Some things to remember? Bring layers of clothes and be prepared for some cold nights. We had two nights with no heat in the 30s, and even with the hot water bottles (AKA bush babys), it was chilly. Baldy’s like me should have a fleece hat to sleep in. Bring your battery chargers and a few different adaptors for your camera equipment. Every camp could accommodate charging batteries, so bring these things plus extra batteries as you will be taking thousands of pictures.
The camps are not necessarily close to the air strips, and while that is basically a good thing (no noise) it also means a long drive of 2 plus hours each way. Keep that in mind also when considering your medical situation. As we found out when one of our party needed to be flown out for an X-ray, it ain’t easy to get to health care (although the staff made it as easy as it possibly could be).I cannot overemphasize how valuable it was to have one guide all the way through our trip. Richard Avilino was an amazing tracker and source of invaluable information. He also had an incredible 6th sense about where animals were that made it all seem so easy.
In summary, we were thrilled with the service and hospitality shown by all the staff at every location. Every one of them were caring, concerned individuals. We would highly recommend the Wilderness Safaris group…. They would often surprise us with special things like dinners at remote locations, and of course the famous sundowners as well. And since WS owns so many concession areas in Botswana, we often felt like we were totally alone out there. No cell phones, Ipads, etc., just made it that much nicer. We will probably never get to go again….but we were so glad we had this wonderful two weeks together.

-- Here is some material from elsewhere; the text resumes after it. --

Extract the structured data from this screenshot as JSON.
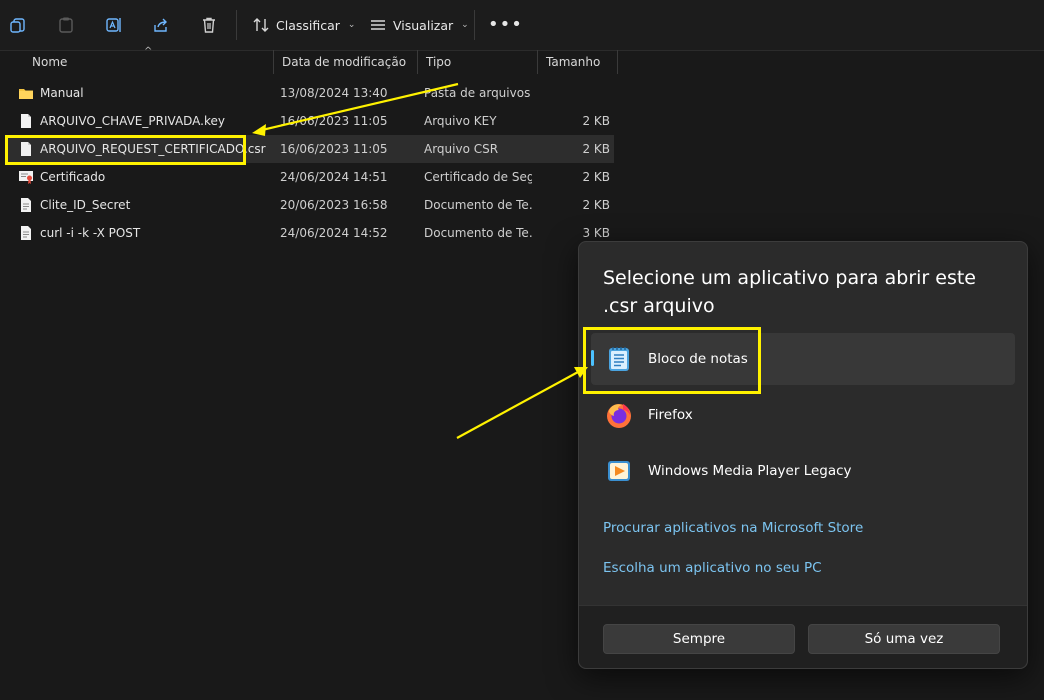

Thank you to African Portfolio in Old Greenwich CT for helping to pull it all together.